On Thursday night, Isabelle Colman from The Gap in Brisbane's west, plunged to her death from a 26th floor balcony at Chevron Renaissance Towers in Surfers Paradise onto the fifth-floor pool deck below.
Within 30 minutes, news of her death had spread among schoolies staying along the Gold Coast, with hundreds of teenagers gathering outside the Chevron towers, where many sat on the ground shaking.
Senior police said there were no suspicious circumstances surrounding the death of the 17-year-old talented drama student from Mt St Michael's College at Ashgrove. Isabelle was alone in her room before she fell about 9.30pm, investigators said.
A school friend, who requested not to be named, said “Izzy” was “the most beautiful, beautiful girl”.
“She never, ever said a mean thing ever,” she said.
All Hallows' School graduates Kristy James and Krissy O'Farrell were among those who rushed to the towers upon hearing the news.
"We walked back and we ran into one of Krissy's friends and she was shaking, because she had seen the girl fall off the balcony," Ms James said.
Ms O'Farrell added: "We raced back here as fast as we could and sure enough there were ambulances and police here."
The girls and their friends spent the early hours of the morning sitting in their apartment silent and shocked.
"We didn't know what to do with ourselves," Ms O'Farrell said.
The pair was planning to return to Brisbane last night.
"We can't bear to stay here when someone so close to us has died," Ms James said.
"Just last night we were celebrating, you know, just having a good time ... and now this."
A steady stream of schoolies started leaving the Gold Coast yesterday, with many seeking the comfort of home.
"It's literally your worst nightmare," said one parent, as she came to collect her distraught daughter from Surfers Paradise.
Seven days ago, more than 21,000 teenagers congregated on the Gold Coast with nervous excitement for the week-long schoolies celebration – the rite of passage between their 12 years of schooling and the beginning of their young adulthood.
For six days the teens, high on new-found freedom, danced on the the sand, drank, chased the opposite sex and enjoyed an all-round good time in the sun and surf.
This year's graduates had largely heeded their parents' warnings, gaining the praise of police as being among the most well-behaved for years.
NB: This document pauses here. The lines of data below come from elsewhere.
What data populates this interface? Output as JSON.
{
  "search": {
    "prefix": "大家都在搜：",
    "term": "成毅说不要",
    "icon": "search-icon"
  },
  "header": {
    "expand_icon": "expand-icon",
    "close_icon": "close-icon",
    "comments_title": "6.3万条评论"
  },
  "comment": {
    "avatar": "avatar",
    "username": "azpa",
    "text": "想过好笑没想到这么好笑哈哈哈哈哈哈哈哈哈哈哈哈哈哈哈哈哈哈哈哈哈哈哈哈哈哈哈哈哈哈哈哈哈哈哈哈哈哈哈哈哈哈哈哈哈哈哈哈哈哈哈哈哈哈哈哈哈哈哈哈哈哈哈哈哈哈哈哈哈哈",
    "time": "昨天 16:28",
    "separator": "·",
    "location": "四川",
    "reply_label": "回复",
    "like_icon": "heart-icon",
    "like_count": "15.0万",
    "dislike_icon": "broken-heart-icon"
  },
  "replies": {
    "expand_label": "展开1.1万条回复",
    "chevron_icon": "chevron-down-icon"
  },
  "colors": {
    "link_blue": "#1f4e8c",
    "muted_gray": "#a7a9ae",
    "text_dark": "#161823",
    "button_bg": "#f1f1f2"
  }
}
But a sombre mood washed over the Gold Coast yesterday, as young school leavers were confronted with the fragility of human life.
Ms O'Farrell was in tears as she remembered Isabelle as a "lovely girl".
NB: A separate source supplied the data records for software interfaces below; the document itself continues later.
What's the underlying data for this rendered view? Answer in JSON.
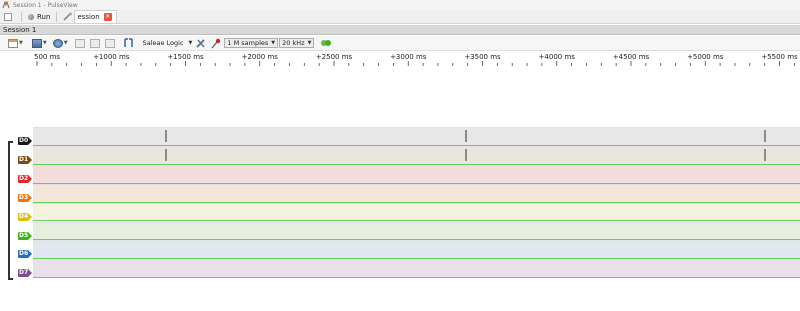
{
  "window": {
    "title": "Session 1 - PulseView"
  },
  "tabs": {
    "run_label": "Run",
    "session_tab_label": "ession"
  },
  "session": {
    "header": "Session 1"
  },
  "toolbar": {
    "device": "Saleae Logic",
    "samples": "1 M samples",
    "rate": "20 kHz"
  },
  "ruler": {
    "ticks": [
      {
        "label": "500 ms"
      },
      {
        "label": "+1000 ms"
      },
      {
        "label": "+1500 ms"
      },
      {
        "label": "+2000 ms"
      },
      {
        "label": "+2500 ms"
      },
      {
        "label": "+3000 ms"
      },
      {
        "label": "+3500 ms"
      },
      {
        "label": "+4000 ms"
      },
      {
        "label": "+4500 ms"
      },
      {
        "label": "+5000 ms"
      },
      {
        "label": "+5500 ms"
      }
    ]
  },
  "channels": [
    {
      "name": "D0",
      "color": "#1a1a1a",
      "lane_bg": "#e7e7e7",
      "edges_ms": [
        1480,
        3500,
        5520
      ]
    },
    {
      "name": "D1",
      "color": "#7a4a12",
      "lane_bg": "#e9e6e0",
      "edges_ms": [
        1480,
        3500,
        5520
      ]
    },
    {
      "name": "D2",
      "color": "#e0252a",
      "lane_bg": "#f3dcdc",
      "edges_ms": []
    },
    {
      "name": "D3",
      "color": "#e8780e",
      "lane_bg": "#f4e7da",
      "edges_ms": []
    },
    {
      "name": "D4",
      "color": "#d6c20b",
      "lane_bg": "#f5f2df",
      "edges_ms": []
    },
    {
      "name": "D5",
      "color": "#3bb51a",
      "lane_bg": "#e4efdd",
      "edges_ms": []
    },
    {
      "name": "D6",
      "color": "#2a6fb5",
      "lane_bg": "#dfe7f0",
      "edges_ms": []
    },
    {
      "name": "D7",
      "color": "#7a4d8c",
      "lane_bg": "#e8e1ea",
      "edges_ms": []
    }
  ]
}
"She was always so friendly and kind to people. She was really into drama.
"I can't comprehend that it actually happened. It's just so terrible, it's so tragic."
Isabelle, the youngest daughter of well-known Queensland sports columnist and commentator Mike Colman, was the captain of class 12G at Mt St Michael's College.
The college's principal Alison Terrey said the school community was "deeply saddened".
"It's the worst nightmare that could possibly happen to the family. They've had three girls in the college, this was their youngest daughter. We know them very well, and please keep them in your prayers as well," she said.
Ms Terrey said Isabelle was a "delightful young woman" who was well loved and liked by her fellow students.
"She was a class captain, so she was respected by her peers and by her teachers. She carried out those responsibilities really well. She had a great interest in photography, in drama and the creative arts, and she was hoping to continue her studies at QUT in that area."
Ms Terrey visited students still on the Gold Coast yesterday, and said they were comforting each other.
"But this is a deeply sad time for them, and the worst way schoolies could end," she said.
On her return to the college, Ms Terrey said she found its reception area "flooded with flowers" from mourners.
Queensland Premier Campbell Newman urged schoolies to take care and watch our for their mates.
“It's not a day for recrimination, what ifs and deliberations about what might have happened; it's a day for the family to mourn,” he said.
Support is available for anyone who may be distressed by calling Lifeline 131 114, Mensline 1300 789 978, Kids Helpline 1800 551 800.
– Additional reporting by Natalie Bochenski